## What to produce
The records below must be retyped exactly.

## Dataset excerpts
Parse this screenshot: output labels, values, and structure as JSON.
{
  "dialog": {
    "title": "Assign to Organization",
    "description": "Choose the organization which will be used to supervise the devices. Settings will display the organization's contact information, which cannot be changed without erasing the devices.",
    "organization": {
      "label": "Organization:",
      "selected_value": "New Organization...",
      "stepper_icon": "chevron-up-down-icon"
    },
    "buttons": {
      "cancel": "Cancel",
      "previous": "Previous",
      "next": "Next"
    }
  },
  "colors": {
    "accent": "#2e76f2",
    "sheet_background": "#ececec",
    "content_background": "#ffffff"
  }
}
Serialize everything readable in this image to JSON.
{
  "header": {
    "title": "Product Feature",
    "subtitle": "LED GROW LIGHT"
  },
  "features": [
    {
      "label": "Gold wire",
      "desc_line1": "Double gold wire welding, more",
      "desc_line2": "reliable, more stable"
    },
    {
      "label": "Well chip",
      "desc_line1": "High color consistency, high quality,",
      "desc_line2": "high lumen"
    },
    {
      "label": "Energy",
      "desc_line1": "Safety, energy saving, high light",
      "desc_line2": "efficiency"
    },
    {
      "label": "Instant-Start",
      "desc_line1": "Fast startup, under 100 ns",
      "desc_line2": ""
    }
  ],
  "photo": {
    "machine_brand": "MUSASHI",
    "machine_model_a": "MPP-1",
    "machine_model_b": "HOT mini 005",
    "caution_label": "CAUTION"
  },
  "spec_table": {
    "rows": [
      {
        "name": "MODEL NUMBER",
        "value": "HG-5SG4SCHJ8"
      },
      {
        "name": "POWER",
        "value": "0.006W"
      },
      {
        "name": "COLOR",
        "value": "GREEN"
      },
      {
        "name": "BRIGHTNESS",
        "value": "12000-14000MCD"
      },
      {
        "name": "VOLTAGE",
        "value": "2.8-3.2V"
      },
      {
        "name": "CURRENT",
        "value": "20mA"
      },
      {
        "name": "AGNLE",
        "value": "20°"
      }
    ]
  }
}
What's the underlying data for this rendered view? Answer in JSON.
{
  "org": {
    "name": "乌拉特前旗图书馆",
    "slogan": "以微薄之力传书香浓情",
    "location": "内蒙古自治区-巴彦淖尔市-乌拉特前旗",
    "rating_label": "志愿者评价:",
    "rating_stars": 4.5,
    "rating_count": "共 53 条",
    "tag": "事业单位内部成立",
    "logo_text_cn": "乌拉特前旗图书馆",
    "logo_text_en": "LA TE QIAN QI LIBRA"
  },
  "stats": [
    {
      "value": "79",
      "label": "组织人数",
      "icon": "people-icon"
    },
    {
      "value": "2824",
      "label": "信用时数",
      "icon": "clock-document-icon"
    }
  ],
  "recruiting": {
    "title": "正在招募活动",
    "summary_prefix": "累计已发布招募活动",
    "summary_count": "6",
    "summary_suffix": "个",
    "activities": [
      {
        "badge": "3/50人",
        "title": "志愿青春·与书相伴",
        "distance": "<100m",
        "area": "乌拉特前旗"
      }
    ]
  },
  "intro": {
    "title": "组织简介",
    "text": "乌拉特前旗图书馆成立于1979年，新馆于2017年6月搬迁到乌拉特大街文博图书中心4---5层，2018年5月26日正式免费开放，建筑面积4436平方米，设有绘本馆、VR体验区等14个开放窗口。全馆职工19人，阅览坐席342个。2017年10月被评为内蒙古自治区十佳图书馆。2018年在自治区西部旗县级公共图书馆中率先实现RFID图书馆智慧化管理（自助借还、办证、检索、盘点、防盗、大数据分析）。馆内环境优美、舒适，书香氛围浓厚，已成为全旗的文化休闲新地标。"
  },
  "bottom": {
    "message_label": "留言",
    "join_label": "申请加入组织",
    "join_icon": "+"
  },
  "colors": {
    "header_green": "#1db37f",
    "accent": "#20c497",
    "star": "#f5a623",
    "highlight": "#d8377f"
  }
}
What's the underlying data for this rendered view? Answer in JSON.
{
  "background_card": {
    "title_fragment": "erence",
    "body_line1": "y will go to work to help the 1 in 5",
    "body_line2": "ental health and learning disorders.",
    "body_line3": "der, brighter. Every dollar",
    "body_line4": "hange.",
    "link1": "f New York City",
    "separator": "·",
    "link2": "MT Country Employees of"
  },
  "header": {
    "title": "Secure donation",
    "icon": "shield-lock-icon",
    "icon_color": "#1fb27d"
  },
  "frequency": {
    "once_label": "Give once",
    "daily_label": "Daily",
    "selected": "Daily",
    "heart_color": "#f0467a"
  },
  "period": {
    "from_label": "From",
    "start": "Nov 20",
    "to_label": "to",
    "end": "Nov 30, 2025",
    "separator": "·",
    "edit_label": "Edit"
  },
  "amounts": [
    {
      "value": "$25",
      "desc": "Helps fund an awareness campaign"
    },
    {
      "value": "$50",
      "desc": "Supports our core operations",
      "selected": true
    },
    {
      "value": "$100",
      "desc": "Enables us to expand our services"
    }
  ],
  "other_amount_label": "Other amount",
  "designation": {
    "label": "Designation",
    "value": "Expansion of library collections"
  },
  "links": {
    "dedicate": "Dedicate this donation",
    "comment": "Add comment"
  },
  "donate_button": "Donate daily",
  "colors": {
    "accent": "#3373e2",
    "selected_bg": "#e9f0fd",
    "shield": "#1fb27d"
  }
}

## Result
Parse this screenshot: output labels, values, and structure as JSON.
{
  "dialog": {
    "title": "Assign to Organization",
    "description": "Choose the organization which will be used to supervise the devices. Settings will display the organization's contact information, which cannot be changed without erasing the devices.",
    "organization": {
      "label": "Organization:",
      "selected_value": "New Organization...",
      "stepper_icon": "chevron-up-down-icon"
    },
    "buttons": {
      "cancel": "Cancel",
      "previous": "Previous",
      "next": "Next"
    }
  },
  "colors": {
    "accent": "#2e76f2",
    "sheet_background": "#ececec",
    "content_background": "#ffffff"
  }
}
Serialize everything readable in this image to JSON.
{
  "header": {
    "title": "Product Feature",
    "subtitle": "LED GROW LIGHT"
  },
  "features": [
    {
      "label": "Gold wire",
      "desc_line1": "Double gold wire welding, more",
      "desc_line2": "reliable, more stable"
    },
    {
      "label": "Well chip",
      "desc_line1": "High color consistency, high quality,",
      "desc_line2": "high lumen"
    },
    {
      "label": "Energy",
      "desc_line1": "Safety, energy saving, high light",
      "desc_line2": "efficiency"
    },
    {
      "label": "Instant-Start",
      "desc_line1": "Fast startup, under 100 ns",
      "desc_line2": ""
    }
  ],
  "photo": {
    "machine_brand": "MUSASHI",
    "machine_model_a": "MPP-1",
    "machine_model_b": "HOT mini 005",
    "caution_label": "CAUTION"
  },
  "spec_table": {
    "rows": [
      {
        "name": "MODEL NUMBER",
        "value": "HG-5SG4SCHJ8"
      },
      {
        "name": "POWER",
        "value": "0.006W"
      },
      {
        "name": "COLOR",
        "value": "GREEN"
      },
      {
        "name": "BRIGHTNESS",
        "value": "12000-14000MCD"
      },
      {
        "name": "VOLTAGE",
        "value": "2.8-3.2V"
      },
      {
        "name": "CURRENT",
        "value": "20mA"
      },
      {
        "name": "AGNLE",
        "value": "20°"
      }
    ]
  }
}
What's the underlying data for this rendered view? Answer in JSON.
{
  "org": {
    "name": "乌拉特前旗图书馆",
    "slogan": "以微薄之力传书香浓情",
    "location": "内蒙古自治区-巴彦淖尔市-乌拉特前旗",
    "rating_label": "志愿者评价:",
    "rating_stars": 4.5,
    "rating_count": "共 53 条",
    "tag": "事业单位内部成立",
    "logo_text_cn": "乌拉特前旗图书馆",
    "logo_text_en": "LA TE QIAN QI LIBRA"
  },
  "stats": [
    {
      "value": "79",
      "label": "组织人数",
      "icon": "people-icon"
    },
    {
      "value": "2824",
      "label": "信用时数",
      "icon": "clock-document-icon"
    }
  ],
  "recruiting": {
    "title": "正在招募活动",
    "summary_prefix": "累计已发布招募活动",
    "summary_count": "6",
    "summary_suffix": "个",
    "activities": [
      {
        "badge": "3/50人",
        "title": "志愿青春·与书相伴",
        "distance": "<100m",
        "area": "乌拉特前旗"
      }
    ]
  },
  "intro": {
    "title": "组织简介",
    "text": "乌拉特前旗图书馆成立于1979年，新馆于2017年6月搬迁到乌拉特大街文博图书中心4---5层，2018年5月26日正式免费开放，建筑面积4436平方米，设有绘本馆、VR体验区等14个开放窗口。全馆职工19人，阅览坐席342个。2017年10月被评为内蒙古自治区十佳图书馆。2018年在自治区西部旗县级公共图书馆中率先实现RFID图书馆智慧化管理（自助借还、办证、检索、盘点、防盗、大数据分析）。馆内环境优美、舒适，书香氛围浓厚，已成为全旗的文化休闲新地标。"
  },
  "bottom": {
    "message_label": "留言",
    "join_label": "申请加入组织",
    "join_icon": "+"
  },
  "colors": {
    "header_green": "#1db37f",
    "accent": "#20c497",
    "star": "#f5a623",
    "highlight": "#d8377f"
  }
}
What's the underlying data for this rendered view? Answer in JSON.
{
  "background_card": {
    "title_fragment": "erence",
    "body_line1": "y will go to work to help the 1 in 5",
    "body_line2": "ental health and learning disorders.",
    "body_line3": "der, brighter. Every dollar",
    "body_line4": "hange.",
    "link1": "f New York City",
    "separator": "·",
    "link2": "MT Country Employees of"
  },
  "header": {
    "title": "Secure donation",
    "icon": "shield-lock-icon",
    "icon_color": "#1fb27d"
  },
  "frequency": {
    "once_label": "Give once",
    "daily_label": "Daily",
    "selected": "Daily",
    "heart_color": "#f0467a"
  },
  "period": {
    "from_label": "From",
    "start": "Nov 20",
    "to_label": "to",
    "end": "Nov 30, 2025",
    "separator": "·",
    "edit_label": "Edit"
  },
  "amounts": [
    {
      "value": "$25",
      "desc": "Helps fund an awareness campaign"
    },
    {
      "value": "$50",
      "desc": "Supports our core operations",
      "selected": true
    },
    {
      "value": "$100",
      "desc": "Enables us to expand our services"
    }
  ],
  "other_amount_label": "Other amount",
  "designation": {
    "label": "Designation",
    "value": "Expansion of library collections"
  },
  "links": {
    "dedicate": "Dedicate this donation",
    "comment": "Add comment"
  },
  "donate_button": "Donate daily",
  "colors": {
    "accent": "#3373e2",
    "selected_bg": "#e9f0fd",
    "shield": "#1fb27d"
  }
}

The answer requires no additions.